EXERCISE
Could you please repeat the data below word for word?

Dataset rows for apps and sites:
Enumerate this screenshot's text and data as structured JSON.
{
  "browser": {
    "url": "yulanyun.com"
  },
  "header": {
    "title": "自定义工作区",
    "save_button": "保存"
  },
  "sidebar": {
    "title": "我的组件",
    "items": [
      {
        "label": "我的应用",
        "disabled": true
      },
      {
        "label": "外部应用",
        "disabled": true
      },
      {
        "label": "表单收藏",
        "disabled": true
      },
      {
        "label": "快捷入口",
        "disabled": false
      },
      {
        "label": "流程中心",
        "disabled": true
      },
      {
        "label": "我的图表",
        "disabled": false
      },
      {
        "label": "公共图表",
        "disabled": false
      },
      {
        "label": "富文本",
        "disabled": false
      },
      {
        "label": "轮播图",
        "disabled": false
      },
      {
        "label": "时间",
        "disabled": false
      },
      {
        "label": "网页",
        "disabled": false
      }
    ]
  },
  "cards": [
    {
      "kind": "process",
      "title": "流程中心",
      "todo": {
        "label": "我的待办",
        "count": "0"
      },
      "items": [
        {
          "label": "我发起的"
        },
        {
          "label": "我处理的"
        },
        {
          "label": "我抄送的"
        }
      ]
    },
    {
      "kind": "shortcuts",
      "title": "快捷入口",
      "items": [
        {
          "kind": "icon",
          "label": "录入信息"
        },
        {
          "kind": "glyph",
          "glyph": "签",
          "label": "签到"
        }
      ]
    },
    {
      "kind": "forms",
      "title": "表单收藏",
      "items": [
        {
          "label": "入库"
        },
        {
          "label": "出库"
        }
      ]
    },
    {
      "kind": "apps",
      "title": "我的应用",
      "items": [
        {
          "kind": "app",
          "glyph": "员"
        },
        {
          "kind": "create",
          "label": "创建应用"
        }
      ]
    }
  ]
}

SOLUTION FOR THIS TASK
Enumerate this screenshot's text and data as structured JSON.
{
  "browser": {
    "url": "yulanyun.com"
  },
  "header": {
    "title": "自定义工作区",
    "save_button": "保存"
  },
  "sidebar": {
    "title": "我的组件",
    "items": [
      {
        "label": "我的应用",
        "disabled": true
      },
      {
        "label": "外部应用",
        "disabled": true
      },
      {
        "label": "表单收藏",
        "disabled": true
      },
      {
        "label": "快捷入口",
        "disabled": false
      },
      {
        "label": "流程中心",
        "disabled": true
      },
      {
        "label": "我的图表",
        "disabled": false
      },
      {
        "label": "公共图表",
        "disabled": false
      },
      {
        "label": "富文本",
        "disabled": false
      },
      {
        "label": "轮播图",
        "disabled": false
      },
      {
        "label": "时间",
        "disabled": false
      },
      {
        "label": "网页",
        "disabled": false
      }
    ]
  },
  "cards": [
    {
      "kind": "process",
      "title": "流程中心",
      "todo": {
        "label": "我的待办",
        "count": "0"
      },
      "items": [
        {
          "label": "我发起的"
        },
        {
          "label": "我处理的"
        },
        {
          "label": "我抄送的"
        }
      ]
    },
    {
      "kind": "shortcuts",
      "title": "快捷入口",
      "items": [
        {
          "kind": "icon",
          "label": "录入信息"
        },
        {
          "kind": "glyph",
          "glyph": "签",
          "label": "签到"
        }
      ]
    },
    {
      "kind": "forms",
      "title": "表单收藏",
      "items": [
        {
          "label": "入库"
        },
        {
          "label": "出库"
        }
      ]
    },
    {
      "kind": "apps",
      "title": "我的应用",
      "items": [
        {
          "kind": "app",
          "glyph": "员"
        },
        {
          "kind": "create",
          "label": "创建应用"
        }
      ]
    }
  ]
}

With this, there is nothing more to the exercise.